Long term exposure to pesticides may be linked to dementia

Long-term exposure to pesticides could raise the risk of developing dementia, a study published today in the journal Occupational and Environmental Medicine has revealed.

In a study involving vineyard workers, the intellectual capacity of over 600 people was measured for up to six years.
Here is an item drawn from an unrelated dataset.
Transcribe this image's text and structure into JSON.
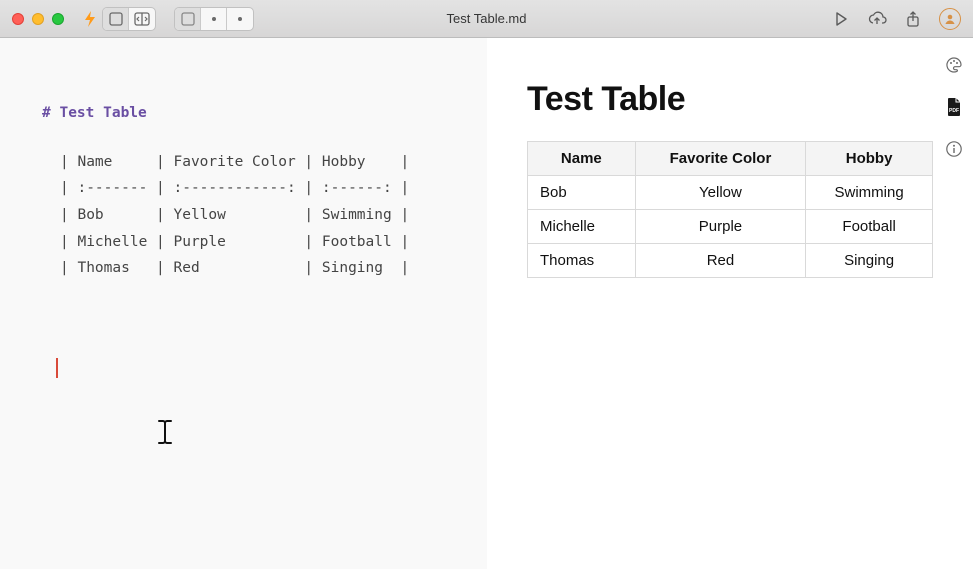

Researchers found that those who had been directly exposed to pesticides were more likely to perform worse in cognitive tests at the end of the study period than they had at the start.

In particular, it was discovered that workers exposed to pesticides were twice as likely to drop two points in the “mini mental state exam” – one of nine tests carried out on them, as those who had not been exposed.
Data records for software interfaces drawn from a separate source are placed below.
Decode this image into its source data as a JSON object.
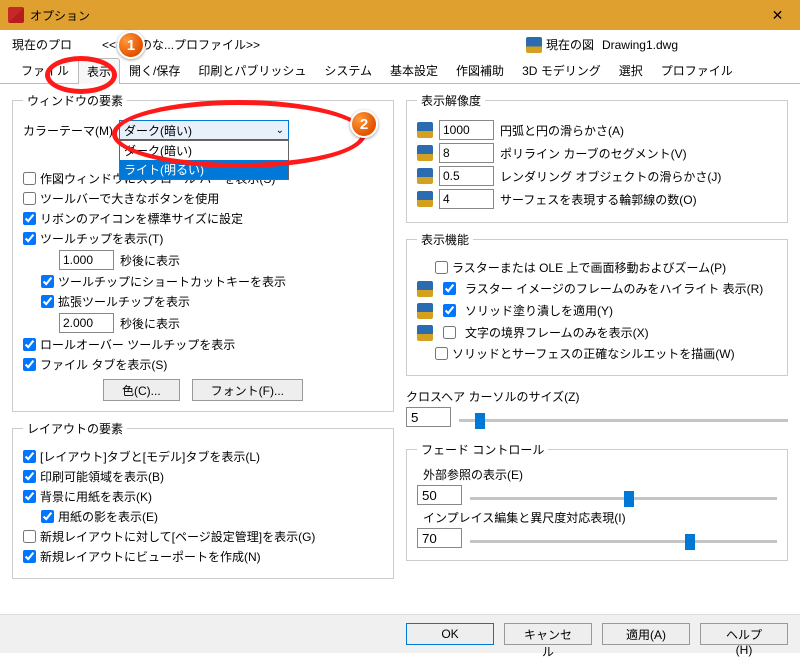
{
  "window": {
    "title": "オプション",
    "close_glyph": "✕"
  },
  "profile_row": {
    "current_profile_label": "現在のプロ",
    "profile_name": "<<名前のな...プロファイル>>",
    "current_drawing_label": "現在の図",
    "drawing_name": "Drawing1.dwg"
  },
  "tabs": {
    "items": [
      "ファイル",
      "表示",
      "開く/保存",
      "印刷とパブリッシュ",
      "システム",
      "基本設定",
      "作図補助",
      "3D モデリング",
      "選択",
      "プロファイル"
    ],
    "active_index": 1
  },
  "window_elements": {
    "legend": "ウィンドウの要素",
    "color_theme_label": "カラーテーマ(M)",
    "dropdown": {
      "selected": "ダーク(暗い)",
      "options": [
        "ダーク(暗い)",
        "ライト(明るい)"
      ],
      "highlighted_index": 1
    },
    "c1": "作図ウィンドウにスクロール バーを表示(S)",
    "c2": "ツールバーで大きなボタンを使用",
    "c3": "リボンのアイコンを標準サイズに設定",
    "c4": "ツールチップを表示(T)",
    "c4_val": "1.000",
    "c4_suffix": "秒後に表示",
    "c5": "ツールチップにショートカットキーを表示",
    "c6": "拡張ツールチップを表示",
    "c6_val": "2.000",
    "c6_suffix": "秒後に表示",
    "c7": "ロールオーバー ツールチップを表示",
    "c8": "ファイル タブを表示(S)",
    "btn_color": "色(C)...",
    "btn_font": "フォント(F)..."
  },
  "layout_elements": {
    "legend": "レイアウトの要素",
    "c1": "[レイアウト]タブと[モデル]タブを表示(L)",
    "c2": "印刷可能領域を表示(B)",
    "c3": "背景に用紙を表示(K)",
    "c4": "用紙の影を表示(E)",
    "c5": "新規レイアウトに対して[ページ設定管理]を表示(G)",
    "c6": "新規レイアウトにビューポートを作成(N)"
  },
  "resolution": {
    "legend": "表示解像度",
    "r1_val": "1000",
    "r1_lbl": "円弧と円の滑らかさ(A)",
    "r2_val": "8",
    "r2_lbl": "ポリライン カーブのセグメント(V)",
    "r3_val": "0.5",
    "r3_lbl": "レンダリング オブジェクトの滑らかさ(J)",
    "r4_val": "4",
    "r4_lbl": "サーフェスを表現する輪郭線の数(O)"
  },
  "perf": {
    "legend": "表示機能",
    "c1": "ラスターまたは OLE 上で画面移動およびズーム(P)",
    "c2": "ラスター イメージのフレームのみをハイライト 表示(R)",
    "c3": "ソリッド塗り潰しを適用(Y)",
    "c4": "文字の境界フレームのみを表示(X)",
    "c5": "ソリッドとサーフェスの正確なシルエットを描画(W)"
  },
  "crosshair": {
    "label": "クロスヘア カーソルのサイズ(Z)",
    "value": "5",
    "pct": 5
  },
  "fade": {
    "legend": "フェード コントロール",
    "xref_label": "外部参照の表示(E)",
    "xref_value": "50",
    "xref_pct": 50,
    "inplace_label": "インプレイス編集と異尺度対応表現(I)",
    "inplace_value": "70",
    "inplace_pct": 70
  },
  "footer": {
    "ok": "OK",
    "cancel": "キャンセル",
    "apply": "適用(A)",
    "help": "ヘルプ(H)"
  },
  "annotations": {
    "badge1": "1",
    "badge2": "2"
  }
}
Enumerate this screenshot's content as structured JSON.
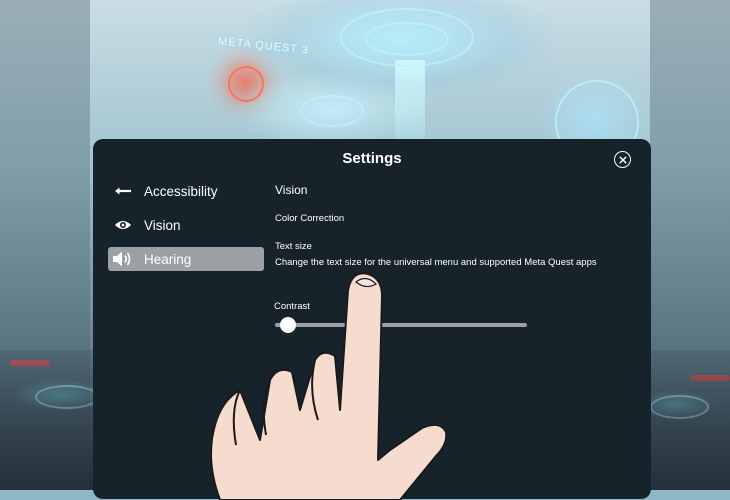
{
  "background": {
    "logo_text": "META QUEST 3"
  },
  "settings": {
    "title": "Settings",
    "close_icon": "close-circle-icon",
    "nav": [
      {
        "label": "Accessibility",
        "icon": "back-arrow-icon",
        "active": false
      },
      {
        "label": "Vision",
        "icon": "eye-icon",
        "active": false
      },
      {
        "label": "Hearing",
        "icon": "speaker-icon",
        "active": true
      }
    ],
    "content": {
      "heading": "Vision",
      "color_correction": "Color Correction",
      "text_size_label": "Text size",
      "text_size_desc": "Change the text size for the universal menu and supported Meta Quest apps",
      "contrast_label": "Contrast",
      "contrast_value_fraction": 0.05
    }
  },
  "colors": {
    "panel_bg": "#17232b",
    "active_item_bg": "#9aa0a4",
    "slider_track": "#9aa0a4",
    "text": "#ffffff"
  }
}
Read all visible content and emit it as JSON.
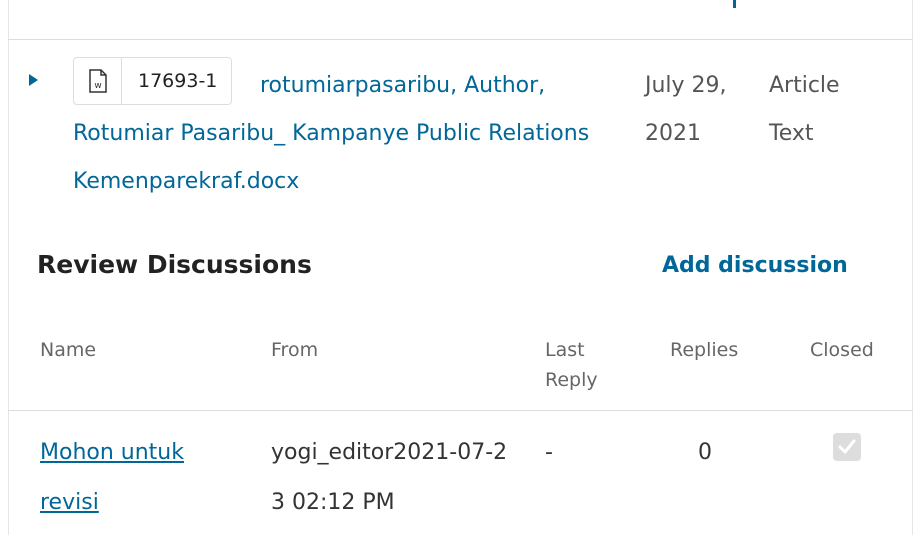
{
  "file": {
    "id": "17693-1",
    "name": "rotumiarpasaribu, Author, Rotumiar Pasaribu_ Kampanye Public Relations Kemenparekraf.docx",
    "date": "July 29, 2021",
    "type": "Article Text",
    "icon": "word-document-icon"
  },
  "review_discussions": {
    "title": "Review Discussions",
    "add_label": "Add discussion",
    "columns": {
      "name": "Name",
      "from": "From",
      "last_reply": "Last Reply",
      "replies": "Replies",
      "closed": "Closed"
    },
    "rows": [
      {
        "name": "Mohon untuk revisi",
        "from": "yogi_editor2021-07-23 02:12 PM",
        "last_reply": "-",
        "replies": "0",
        "closed": true
      }
    ]
  },
  "colors": {
    "link": "#006798",
    "border": "#dddddd"
  }
}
The researchers added: “The mild impairment we observed raises the question of the potentially higher risks of injury in this population and also of the possible evolution towards neurodegenerative diseases such as Alzheimer’s disease or other dementias.”

The SMC asked toxicology experts to comment on the findings.
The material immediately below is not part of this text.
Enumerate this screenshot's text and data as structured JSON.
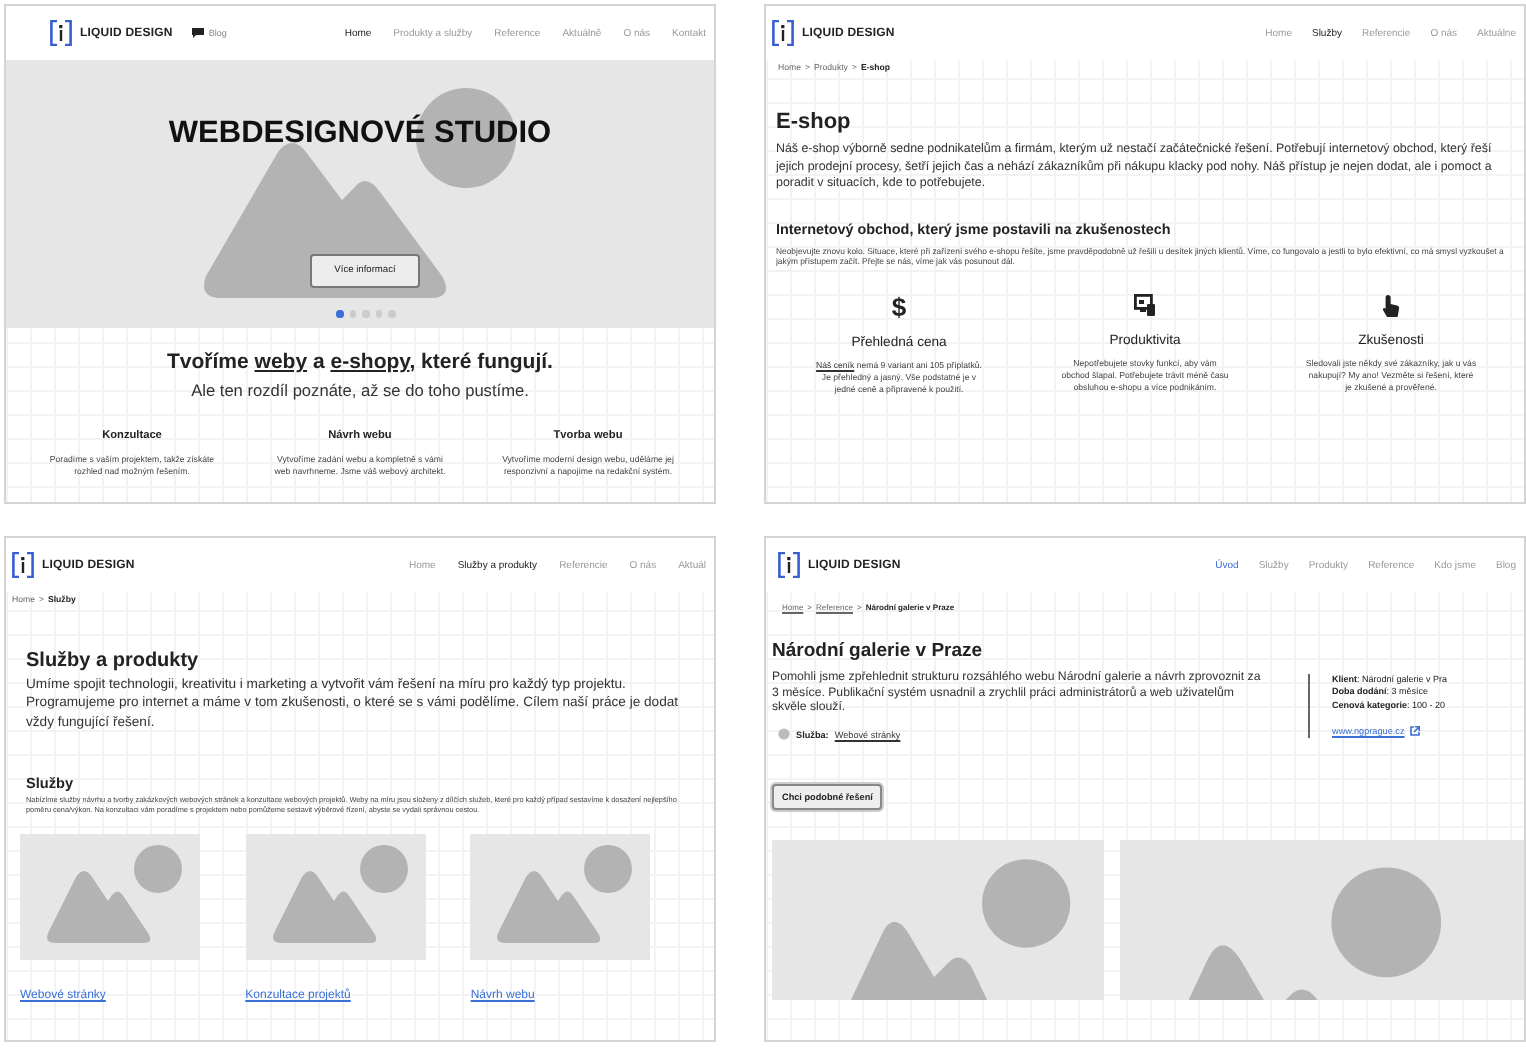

Ian Shaw FRSC, Professor of Toxicology, Department of Chemistry, University of Canterbury, comments:

“Unfortunately the report does not list the pesticides that the vineyard workers were exposed to and therefore it is difficult to explain the results properly.

Most insecticides work by interfering with the generation of nervous impulses (in insects) and therefore I would not be in the slightest bit surprised that occupational exposure caused long term neurological damage that might lead to cognitive impairment – because humans generate nerve impulses in the same way as insects and therefore insecticides affect us too. Indeed recent work has shown that children exposed to organophosphorus pesticides in the womb grow up having a greater chance of developing ADHD (a neurological defect).

“It is more difficult to understand how other pesticides (e.g. fungicides) might affect neurological function. The vineyard workers might have been exposed to a complex mixture of pesticides (e.g. including fungicides and insecticides) and the results reflect the effects of only one component

of the mixture (i.e. insecticides).

“In summary, I’m not surprised at the findings, but I suspect they are due to insecticide exposure rather than pesticides generally.”

Comments gathered by the Science Media Centre in London:

Robert Smith, Visiting Professor, University of Leeds comments:

“It’s worth pointing out that low cognitive performance is affected by all sorts of factors and association does not mean causality. This study does not look at dementia and the link made here is so tenuous as to be sensationalised, especially from such a small study”

Dr Simon Ridley, Head of Research at the Alzheimer’s Research Trust comments:

“It is important to note that this study is not showing that pesticide exposure causes dementia. The research suggests that people exposed to pesticides for long periods through work perform lower on some cognitive tests, but there are other factors that could explain the results. Determining any environmental risk factor for dementia is difficult and needs long term follow up, so we cannot yet draw any conclusions on whether pesticides affect dementia risk.

“It’s likely that many factors come in to play to determine whether someone develops dementia. Age is the biggest risk factor for dementia, but we know that our genes and environment also have a role. Further studies into risk are essential to allow us improve our protection from dementia, but research is drastically underfunded.”

John Hardy, Professor of Neuroscience, University College London (UCL), comments:

“This is an interesting study but worth noting it is small numbers only a small effect and of course many studies show ‘effects’. Definitely a case of much more research needed!”

* Neurobehavioral effects of long-term exposure to pesticides: results from the 4-year follow-up of the PHYTONER Study, Baldi et al, published in Occupational and Environmental Medicine, a BMJ Group specialist journal. Log into the SMC Resource Library to access the paper.

Further comments will be added to the Science Media Centre website.